#### What the task requires:
What lines of the data hold the string "incorrect"? Copy them all.

[Records drawn from a dataset]
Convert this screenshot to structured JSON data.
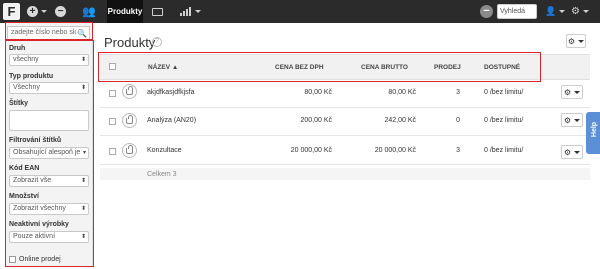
{
  "topbar": {
    "logo": "F",
    "active_tab": "Produkty",
    "search_label": "Vyhledá"
  },
  "sidebar": {
    "search_placeholder": "zadejte číslo nebo slo",
    "filters": [
      {
        "label": "Druh",
        "value": "všechny"
      },
      {
        "label": "Typ produktu",
        "value": "Všechny"
      },
      {
        "label": "Štítky",
        "value": ""
      },
      {
        "label": "Filtrování štítků",
        "value": "Obsahující alespoň je"
      },
      {
        "label": "Kód EAN",
        "value": "Zobrazit vše"
      },
      {
        "label": "Množství",
        "value": "Zobrazit všechny"
      },
      {
        "label": "Neaktivní výrobky",
        "value": "Pouze aktivní"
      }
    ],
    "online_label": "Online prodej"
  },
  "main": {
    "title": "Produkty",
    "help_mark": "?",
    "columns": [
      "NÁZEV ▲",
      "CENA BEZ DPH",
      "CENA BRUTTO",
      "PRODEJ",
      "DOSTUPNÉ"
    ],
    "rows": [
      {
        "name": "akjdfkasjdfkjsfa",
        "price_net": "80,00 Kč",
        "price_gross": "80,00 Kč",
        "sales": "3",
        "available": "0 /bez limitu/"
      },
      {
        "name": "Analýza (AN20)",
        "price_net": "200,00 Kč",
        "price_gross": "242,00 Kč",
        "sales": "0",
        "available": "0 /bez limitu/"
      },
      {
        "name": "Konzultace",
        "price_net": "20 000,00 Kč",
        "price_gross": "20 000,00 Kč",
        "sales": "3",
        "available": "0 /bez limitu/"
      }
    ],
    "total": "Celkem 3"
  },
  "help_tab": "Help",
  "colors": {
    "topbar": "#2b2b2b",
    "highlight": "#d9252b",
    "help_tab": "#5b8fd6"
  }
}
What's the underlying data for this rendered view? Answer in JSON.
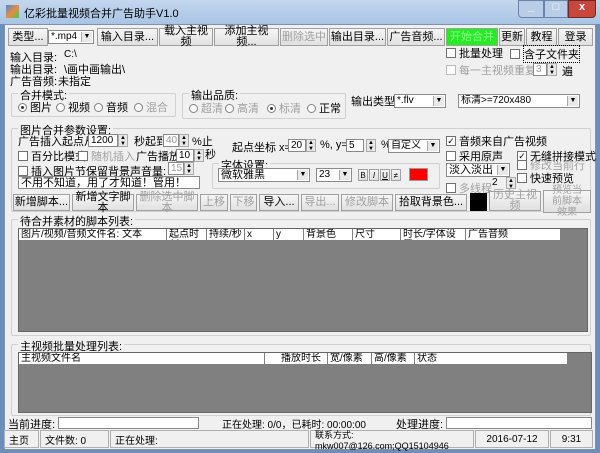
{
  "window": {
    "title": "亿彩批量视频合并广告助手V1.0"
  },
  "toolbar": {
    "type_btn": "类型...",
    "type_value": "*.mp4",
    "input_dir": "输入目录...",
    "load_main": "载入主视频",
    "add_main": "添加主视频...",
    "delete_selected": "删除选中",
    "output_dir": "输出目录...",
    "ad_audio": "广告音频...",
    "start_merge": "开始合并",
    "update": "更新",
    "tutorial": "教程",
    "login": "登录",
    "start_color": "#22ee22"
  },
  "info": {
    "input_label": "输入目录:",
    "input_value": "C:\\",
    "output_label": "输出目录:",
    "output_value": "\\画中画输出\\",
    "audio_label": "广告音频:",
    "audio_value": "未指定"
  },
  "options": {
    "batch": "批量处理",
    "subfolders": "含子文件夹",
    "repeat": "每一主视频重复做",
    "repeat_value": "3",
    "repeat_unit": "遍"
  },
  "merge_mode": {
    "title": "合并模式:",
    "items": [
      "图片",
      "视频",
      "音频",
      "混合"
    ],
    "selected": "图片"
  },
  "quality": {
    "title": "输出品质:",
    "items": [
      "超清",
      "高清",
      "标清",
      "正常"
    ],
    "selected": "标清"
  },
  "output_type": {
    "label": "输出类型:",
    "format": "*.flv",
    "resolution": "标清>=720x480"
  },
  "params": {
    "title": "图片合并参数设置:",
    "start_label": "广告插入起点从第",
    "start_value": "1200",
    "to_label": "秒起到",
    "to_value": "40",
    "pct_end": "%止",
    "coord_label": "起点坐标 x=",
    "x_value": "20",
    "pct_y": "%, y=",
    "y_value": "5",
    "pct": "%",
    "position": "自定义",
    "percent_mode": "百分比模式",
    "random_insert": "随机插入",
    "play_label": "广告播放:",
    "play_value": "10",
    "sec": "秒",
    "keep_bg": "插入图片节保留背景声",
    "volume_label": "音量:",
    "volume_value": "15",
    "text_value": "不用不知道，用了才知道！管用！",
    "audio_from_ad": "音频来自广告视频",
    "use_original": "采用原声",
    "seamless": "无缝拼接模式",
    "modify_row": "修改当前行",
    "quick_preview": "快速预览",
    "effect": "淡入淡出",
    "multithread": "多线程",
    "threads": "2"
  },
  "font": {
    "title": "字体设置:",
    "family": "微软雅黑",
    "size": "23",
    "bold": "B",
    "italic": "I",
    "underline": "U",
    "strike": "≠",
    "color": "#ff0000"
  },
  "script_buttons": {
    "add": "新增脚本...",
    "add_text": "新增文字脚本",
    "delete": "删除选中脚本",
    "up": "上移",
    "down": "下移",
    "import": "导入...",
    "export": "导出...",
    "modify": "修改脚本",
    "pick_bg": "拾取背景色...",
    "bg_color": "#000000",
    "history": "历史主视频",
    "preview": "预览当前脚本效果"
  },
  "script_list": {
    "title": "待合并素材的脚本列表:",
    "columns": [
      "图片/视频/音频文件名: 文本",
      "起点时刻",
      "持续/秒",
      "x",
      "y",
      "背景色",
      "尺寸",
      "时长/字体设置",
      "广告音频"
    ]
  },
  "batch_list": {
    "title": "主视频批量处理列表:",
    "columns": [
      "主视频文件名",
      "播放时长",
      "宽/像素",
      "高/像素",
      "状态"
    ]
  },
  "progress": {
    "current_label": "当前进度:",
    "processing": "正在处理: 0/0，已耗时: 00:00:00",
    "process_label": "处理进度:"
  },
  "status": {
    "home": "主页",
    "files": "文件数: 0",
    "processing": "正在处理:",
    "contact": "联系方式: mkw007@126.com;QQ15104946",
    "date": "2016-07-12",
    "time": "9:31"
  }
}
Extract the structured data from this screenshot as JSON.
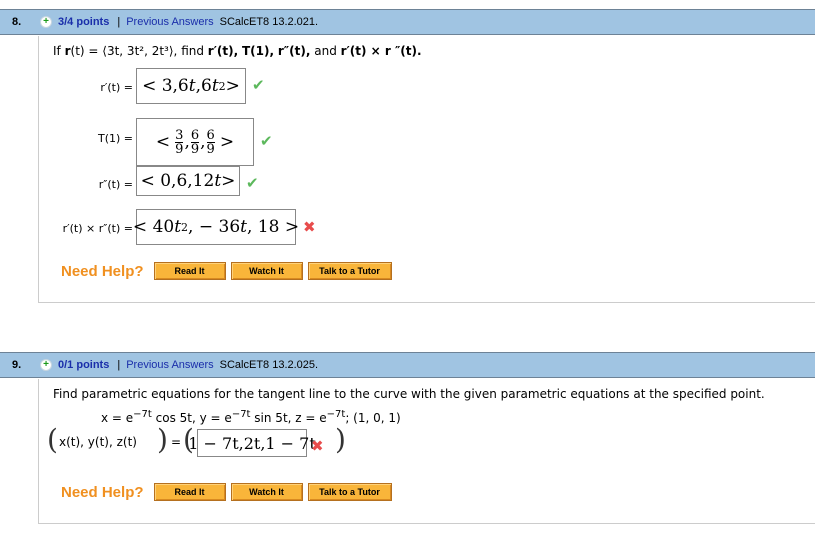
{
  "questions": [
    {
      "number": "8.",
      "points": "3/4 points",
      "separator": "|",
      "previous_answers": "Previous Answers",
      "code": "SCalcET8 13.2.021.",
      "prompt": {
        "if": "If",
        "r": "r",
        "t_arg": "(t) =",
        "vector": "⟨3t, 3t², 2t³⟩,",
        "find": "find",
        "items": [
          "r′(t),",
          "T(1),",
          "r″(t),",
          "and",
          "r′(t) × r ″(t)."
        ]
      },
      "answers": [
        {
          "label": "r′(t) =",
          "value_parts": [
            "< 3,6",
            "t",
            ",6",
            "t",
            "2",
            " >"
          ],
          "status": "correct"
        },
        {
          "label": "T(1) =",
          "value": {
            "open": "<",
            "fractions": [
              {
                "num": "3",
                "den": "9"
              },
              {
                "num": "6",
                "den": "9"
              },
              {
                "num": "6",
                "den": "9"
              }
            ],
            "close": ">"
          },
          "status": "correct"
        },
        {
          "label": "r″(t) =",
          "value_parts": [
            "< 0,6,12",
            "t",
            " >"
          ],
          "status": "correct"
        },
        {
          "label": "r′(t) × r″(t) =",
          "value_parts": [
            "< 40",
            "t",
            "2",
            ", − 36",
            "t",
            ", 18 >"
          ],
          "status": "incorrect"
        }
      ],
      "help": {
        "label": "Need Help?",
        "buttons": [
          "Read It",
          "Watch It",
          "Talk to a Tutor"
        ]
      }
    },
    {
      "number": "9.",
      "points": "0/1 points",
      "separator": "|",
      "previous_answers": "Previous Answers",
      "code": "SCalcET8 13.2.025.",
      "prompt": "Find parametric equations for the tangent line to the curve with the given parametric equations at the specified point.",
      "equation": {
        "x": "x = e",
        "x_exp": "−7t",
        "x_rest": " cos 5t, y = e",
        "y_exp": "−7t",
        "y_rest": " sin 5t, z = e",
        "z_exp": "−7t",
        "z_rest": "; (1, 0, 1)"
      },
      "answer_label": "x(t), y(t), z(t)",
      "equals": "=",
      "answer_value": "1 − 7t,2t,1 − 7t",
      "status": "incorrect",
      "help": {
        "label": "Need Help?",
        "buttons": [
          "Read It",
          "Watch It",
          "Talk to a Tutor"
        ]
      }
    }
  ],
  "icons": {
    "plus": "+",
    "check": "✔",
    "cross": "✖"
  },
  "colors": {
    "header_bg": "#a0c4e2",
    "points": "#1a2eaa",
    "correct": "#5cb85c",
    "incorrect": "#e84c4c",
    "help": "#f09020",
    "button": "#f9b53a"
  }
}
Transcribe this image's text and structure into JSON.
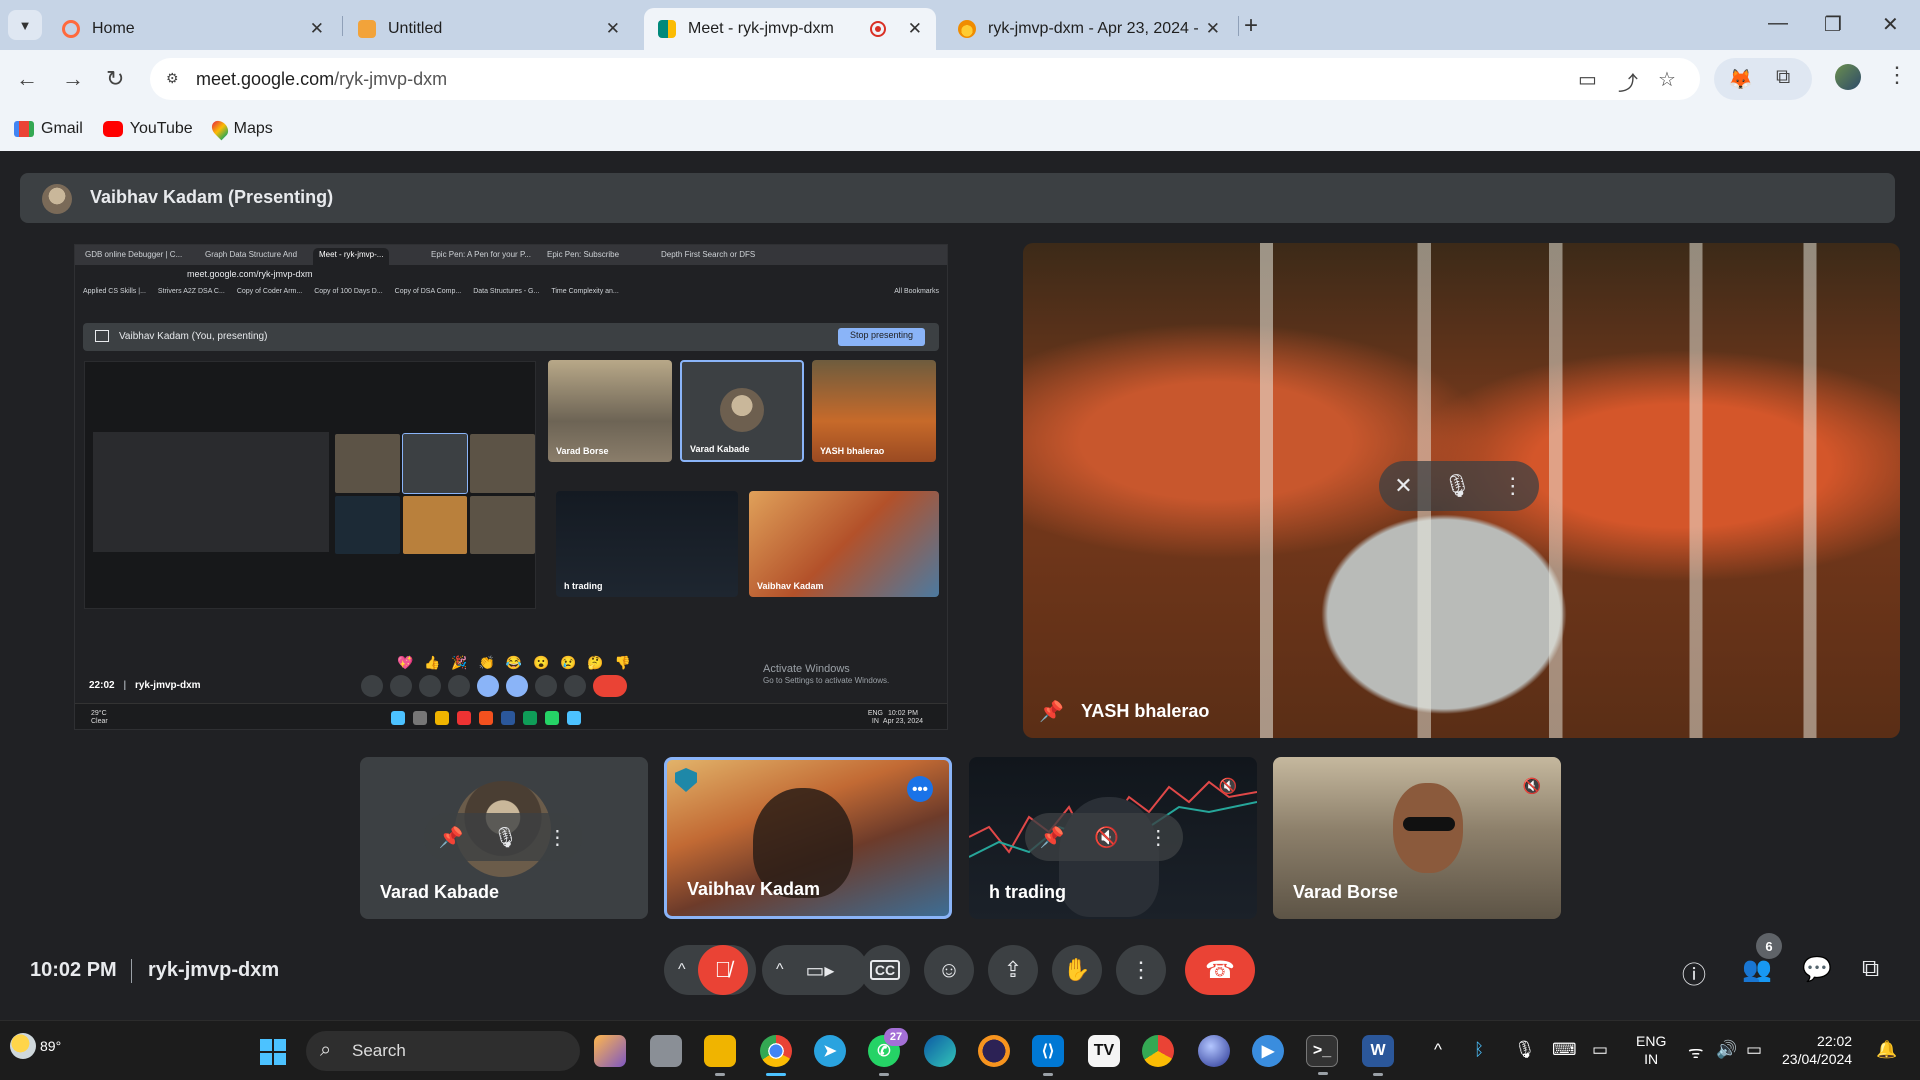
{
  "tabs": [
    {
      "title": "Home",
      "favicon_color": "#ff6a3d"
    },
    {
      "title": "Untitled",
      "favicon_color": "#f2a33a"
    },
    {
      "title": "Meet - ryk-jmvp-dxm",
      "favicon_color": "#00897b",
      "recording": true
    },
    {
      "title": "ryk-jmvp-dxm - Apr 23, 2024 -",
      "favicon_color": "#f4b400"
    }
  ],
  "address": {
    "host": "meet.google.com",
    "path": "/ryk-jmvp-dxm"
  },
  "bookmarks": [
    "Gmail",
    "YouTube",
    "Maps"
  ],
  "presenter_bar": {
    "name": "Vaibhav Kadam (Presenting)"
  },
  "share": {
    "tabs": [
      "GDB online Debugger | C...",
      "Graph Data Structure And",
      "Meet - ryk-jmvp-...",
      "Epic Pen: A Pen for your P...",
      "Epic Pen: Subscribe",
      "Depth First Search or DFS"
    ],
    "url": "meet.google.com/ryk-jmvp-dxm",
    "bookmarks": [
      "Applied CS Skills |...",
      "Strivers A2Z DSA C...",
      "Copy of Coder Arm...",
      "Copy of 100 Days D...",
      "Copy of DSA Comp...",
      "Data Structures - G...",
      "Time Complexity an...",
      "All Bookmarks"
    ],
    "presenting_text": "Vaibhav Kadam (You, presenting)",
    "stop_label": "Stop presenting",
    "tiles": [
      {
        "name": "Varad Borse"
      },
      {
        "name": "Varad Kabade"
      },
      {
        "name": "YASH bhalerao"
      },
      {
        "name": "h trading"
      },
      {
        "name": "Vaibhav Kadam"
      }
    ],
    "emojis": [
      "💖",
      "👍",
      "🎉",
      "👏",
      "😂",
      "😮",
      "😢",
      "🤔",
      "👎"
    ],
    "time": "22:02",
    "code": "ryk-jmvp-dxm",
    "activate_title": "Activate Windows",
    "activate_sub": "Go to Settings to activate Windows.",
    "weather": "29°C",
    "weather_sub": "Clear",
    "lang": "ENG",
    "lang_sub": "IN",
    "clock_time": "10:02 PM",
    "clock_date": "Apr 23, 2024"
  },
  "main_video": {
    "name": "YASH bhalerao"
  },
  "participants": [
    {
      "name": "Varad Kabade"
    },
    {
      "name": "Vaibhav Kadam"
    },
    {
      "name": "h trading"
    },
    {
      "name": "Varad Borse"
    }
  ],
  "bottom": {
    "time": "10:02 PM",
    "meeting_code": "ryk-jmvp-dxm",
    "people_count": "6"
  },
  "taskbar": {
    "weather": "89°",
    "search_placeholder": "Search",
    "whatsapp_badge": "27",
    "lang": "ENG",
    "lang_sub": "IN",
    "time": "22:02",
    "date": "23/04/2024"
  },
  "colors": {
    "meet_bg": "#202124",
    "end_call": "#ea4335",
    "accent": "#8ab4f8",
    "taskbar": "#1c1c1c"
  }
}
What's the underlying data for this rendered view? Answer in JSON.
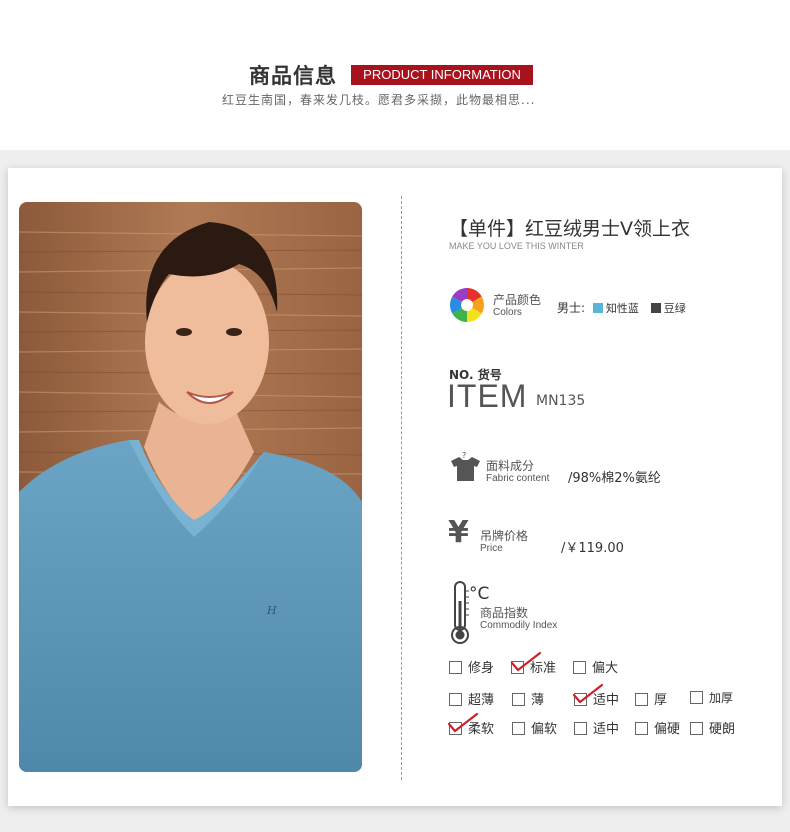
{
  "header": {
    "title_cn": "商品信息",
    "title_en": "PRODUCT INFORMATION",
    "subtitle": "红豆生南国，春来发几枝。愿君多采撷，此物最相思..."
  },
  "product": {
    "title": "【单件】红豆绒男士V领上衣",
    "subtitle": "MAKE YOU LOVE THIS WINTER"
  },
  "colors": {
    "label_cn": "产品颜色",
    "label_en": "Colors",
    "prefix": "男士:",
    "options": [
      {
        "name": "知性蓝",
        "color": "#5ab4d8"
      },
      {
        "name": "豆绿",
        "color": "#444444"
      }
    ]
  },
  "item": {
    "label_no": "NO. 货号",
    "label_big": "ITEM",
    "value": "MN135"
  },
  "fabric": {
    "label_cn": "面料成分",
    "label_en": "Fabric content",
    "value": "/98%棉2%氨纶"
  },
  "price": {
    "label_cn": "吊牌价格",
    "label_en": "Price",
    "value": "/￥119.00"
  },
  "index": {
    "unit": "°C",
    "label_cn": "商品指数",
    "label_en": "Commodily Index",
    "rows": [
      [
        {
          "label": "修身",
          "checked": false
        },
        {
          "label": "标准",
          "checked": true
        },
        {
          "label": "偏大",
          "checked": false
        }
      ],
      [
        {
          "label": "超薄",
          "checked": false
        },
        {
          "label": "薄",
          "checked": false
        },
        {
          "label": "适中",
          "checked": true
        },
        {
          "label": "厚",
          "checked": false
        },
        {
          "label": "加厚",
          "checked": false
        }
      ],
      [
        {
          "label": "柔软",
          "checked": true
        },
        {
          "label": "偏软",
          "checked": false
        },
        {
          "label": "适中",
          "checked": false
        },
        {
          "label": "偏硬",
          "checked": false
        },
        {
          "label": "硬朗",
          "checked": false
        }
      ]
    ]
  },
  "theme": {
    "accent": "#a8121c",
    "check_color": "#d0202a"
  }
}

#### Answer to this task:
          "status": "incorrect"
      "status": "incorrect",
    "incorrect": "#e84c4c",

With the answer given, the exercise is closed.